But it was never actually that simple. The Justice Department couldn’t prosecute all unauthorized migrants, and federal officials needed to choose who to target. Newly released government data shows that the Trump administration prosecuted thousands of parents instead of prosecuting adults traveling without children. Those zero-tolerance prosecutions caused the family separation crisis by placing parents in the custody of the Justice Department and turning their children into “unaccompanied” minors.
Less than one-third of migrants apprehended by Border Patrol agents were criminally prosecuted in May, according to a report released on Tuesday by the Transactional Access Records Access Clearinghouse, a nonpartisan research center at Syracuse University. Case-by-case records analyzed by TRAC show that 9,216 people were prosecuted along the southern border in May following referrals from Customs and Border Protection, a division of the Department of Homeland Security. More than 40,000 adults and children were apprehended by Border Patrol agents in May. After excluding children, who were not targeted for prosecution, TRAC found that “a generous estimate indicates criminal prosecutions were still at most only 32 percent of total Border Patrol apprehensions.”

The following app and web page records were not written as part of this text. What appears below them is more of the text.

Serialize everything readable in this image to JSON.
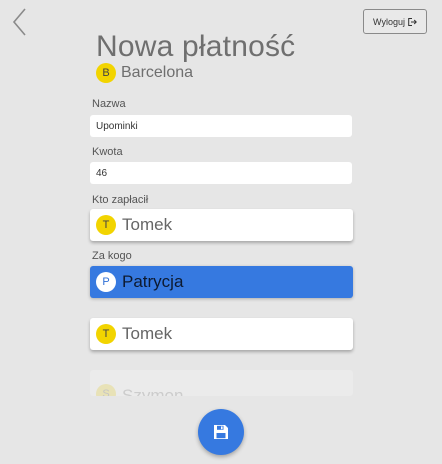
{
  "header": {
    "back_icon": "chevron-left-icon",
    "logout_label": "Wyloguj",
    "logout_icon": "sign-out-icon"
  },
  "page": {
    "title": "Nowa płatność"
  },
  "group": {
    "initial": "B",
    "name": "Barcelona"
  },
  "form": {
    "name_label": "Nazwa",
    "name_value": "Upominki",
    "amount_label": "Kwota",
    "amount_value": "46",
    "payer_label": "Kto zapłacił",
    "payer": {
      "initial": "T",
      "name": "Tomek"
    },
    "for_whom_label": "Za kogo",
    "for_whom": [
      {
        "initial": "P",
        "name": "Patrycja",
        "selected": true
      },
      {
        "initial": "T",
        "name": "Tomek",
        "selected": false
      },
      {
        "initial": "S",
        "name": "Szymon",
        "selected": false
      }
    ]
  },
  "actions": {
    "save_icon": "floppy-disk-icon"
  },
  "colors": {
    "background": "#e6e6e6",
    "accent": "#3679e0",
    "badge": "#f2d400"
  }
}
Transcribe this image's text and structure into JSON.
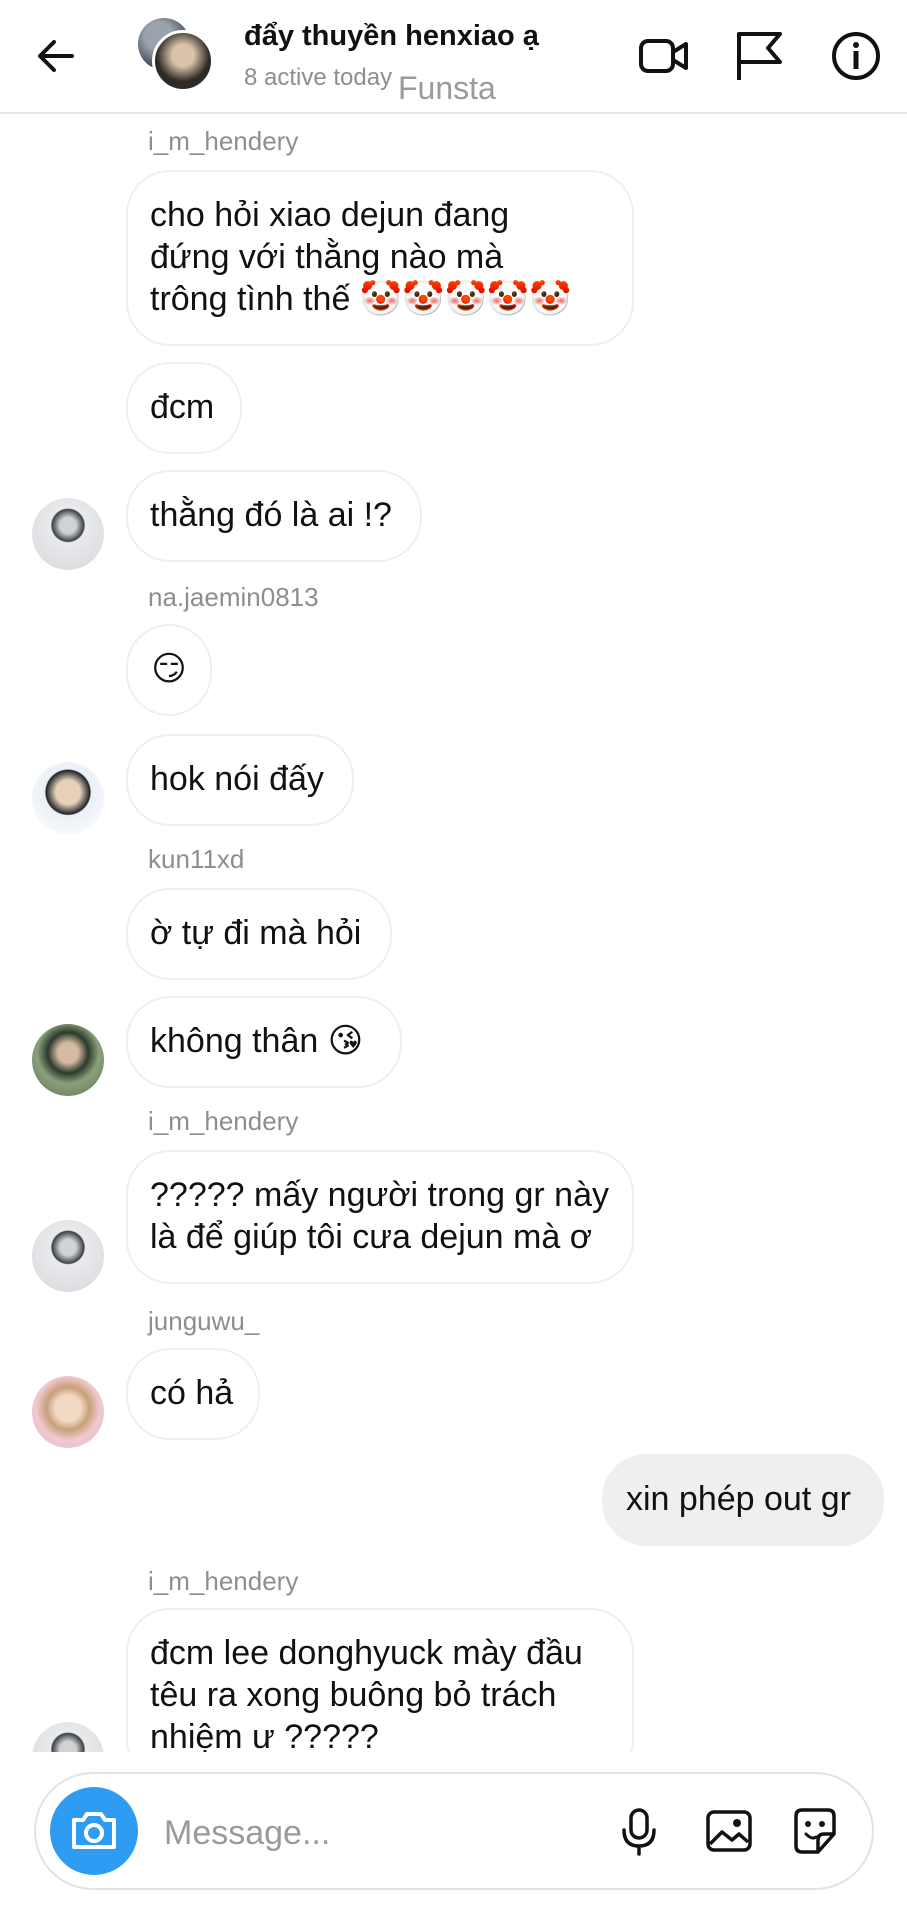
{
  "header": {
    "title": "đẩy thuyền henxiao ạ",
    "subtitle": "8 active today",
    "watermark": "Funsta",
    "icons": [
      "back-arrow-icon",
      "video-camera-icon",
      "flag-icon",
      "info-icon"
    ]
  },
  "messages": [
    {
      "username": "i_m_hendery",
      "text": "cho hỏi xiao dejun đang\nđứng với thằng nào mà\ntrông tình thế 🤡🤡🤡🤡🤡"
    },
    {
      "text": "đcm"
    },
    {
      "text": "thằng đó là ai !?"
    },
    {
      "username": "na.jaemin0813",
      "text": "😏"
    },
    {
      "text": "hok nói đấy"
    },
    {
      "username": "kun11xd",
      "text": "ờ tự đi mà hỏi"
    },
    {
      "text": "không thân 😘"
    },
    {
      "username": "i_m_hendery",
      "text": "????? mấy người trong gr này\nlà để giúp tôi cưa dejun mà ơ"
    },
    {
      "username": "junguwu_",
      "text": "có hả"
    },
    {
      "text": "xin phép out gr",
      "mine": true
    },
    {
      "username": "i_m_hendery",
      "text": "đcm lee donghyuck mày đầu\ntêu ra xong buông bỏ trách\nnhiệm ư ?????"
    }
  ],
  "composer": {
    "placeholder": "Message...",
    "icons": [
      "camera-icon",
      "microphone-icon",
      "gallery-icon",
      "sticker-icon"
    ]
  },
  "colors": {
    "accent": "#2f9cf4",
    "bubble_border": "#efefef",
    "own_bubble": "#efefef",
    "muted_text": "#8e8e8e"
  }
}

Border Patrol agents apprehended more than 24,000 adults traveling without children who crossed the border in May, meaning that the Justice Department could have increased prosecutions for illegal entry without prosecuting any parents and separating families. “The so-called zero-tolerance policy didn’t as a practical matter eliminate prosecutorial discretion,” TRAC concluded. “Since less than one out of three adults were actually prosecuted, CBP personnel had to choose which individuals among those apprehended to refer to federal prosecutors.” The total number of prosecutions in May increased 11 by percent compared with April and 44 percent compared with March.

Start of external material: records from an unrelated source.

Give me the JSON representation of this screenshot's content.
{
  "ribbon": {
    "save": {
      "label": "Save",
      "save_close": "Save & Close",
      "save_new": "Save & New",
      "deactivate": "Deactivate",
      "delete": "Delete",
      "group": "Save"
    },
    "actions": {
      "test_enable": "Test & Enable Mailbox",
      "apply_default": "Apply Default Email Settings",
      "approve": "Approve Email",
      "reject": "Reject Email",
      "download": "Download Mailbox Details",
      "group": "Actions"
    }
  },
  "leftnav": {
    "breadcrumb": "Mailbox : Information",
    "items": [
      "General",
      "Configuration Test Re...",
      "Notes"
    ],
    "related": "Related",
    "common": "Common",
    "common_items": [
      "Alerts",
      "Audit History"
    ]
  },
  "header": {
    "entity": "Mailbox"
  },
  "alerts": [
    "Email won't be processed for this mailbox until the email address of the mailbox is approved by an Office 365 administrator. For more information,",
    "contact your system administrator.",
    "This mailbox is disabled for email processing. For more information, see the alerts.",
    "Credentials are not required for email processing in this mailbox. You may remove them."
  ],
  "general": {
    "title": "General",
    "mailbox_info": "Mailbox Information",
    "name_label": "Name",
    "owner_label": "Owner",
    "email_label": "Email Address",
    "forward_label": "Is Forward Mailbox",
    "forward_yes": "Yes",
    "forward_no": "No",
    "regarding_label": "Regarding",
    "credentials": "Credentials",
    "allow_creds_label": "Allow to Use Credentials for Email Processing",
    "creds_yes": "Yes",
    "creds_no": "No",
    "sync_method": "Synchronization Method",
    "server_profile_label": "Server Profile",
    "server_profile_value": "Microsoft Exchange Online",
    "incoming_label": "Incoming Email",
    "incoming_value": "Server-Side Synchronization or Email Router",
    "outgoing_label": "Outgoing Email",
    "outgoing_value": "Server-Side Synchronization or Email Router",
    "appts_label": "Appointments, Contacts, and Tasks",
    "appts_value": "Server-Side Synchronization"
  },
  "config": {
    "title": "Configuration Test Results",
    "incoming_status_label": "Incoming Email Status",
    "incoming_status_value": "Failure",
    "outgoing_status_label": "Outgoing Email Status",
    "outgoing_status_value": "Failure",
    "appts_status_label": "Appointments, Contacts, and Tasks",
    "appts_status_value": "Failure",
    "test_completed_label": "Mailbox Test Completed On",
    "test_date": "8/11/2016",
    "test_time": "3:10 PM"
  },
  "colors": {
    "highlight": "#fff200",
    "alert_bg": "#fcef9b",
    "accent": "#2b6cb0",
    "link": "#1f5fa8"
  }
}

Sessions announced the zero-tolerance policy in April, telling federal prosecutors along the border that they should take up all DHS referrals for illegal entry into the United States. One month later, Sessions unveiled a new initiative under which DHS would refer all illegal entry cases for prosecution. “And the Department of Justice will take up as many of those cases as humanly possible until we get to 100 percent,” Sessions said.
The Trump administration has not explained how it chose whom to prosecute beyond saying that no one would be exempt under the zero-tolerance initiative and that everyone would be subject to potential prosecution. The obvious explanation for prosecuting parents was that Sessions and the Trump administration wanted to deter families from crossing the border without authorization. Yet at a June White House press briefing two days before Trump rescinded his family separation policy, a reporter asked Homeland Security Secretary Kirstjen Nielsen if the Trump administration was intentionally separating families. “I find that offensive,” Nielsen replied. “No. Because why would I ever create a policy that purposely does that?”
“Perhaps a deterrent?” the reporter followed up. “No,” she said with visible exasperation.
Sessions was more candid in an interview with Fox News that aired later that night. Not prosecuting parents had driven more families to cross the border illegally, he told Laura Ingraham. “So yes,” Sessions continued, “hopefully people will get the message and come through the border at the port of entry and not break across the border unlawfully.”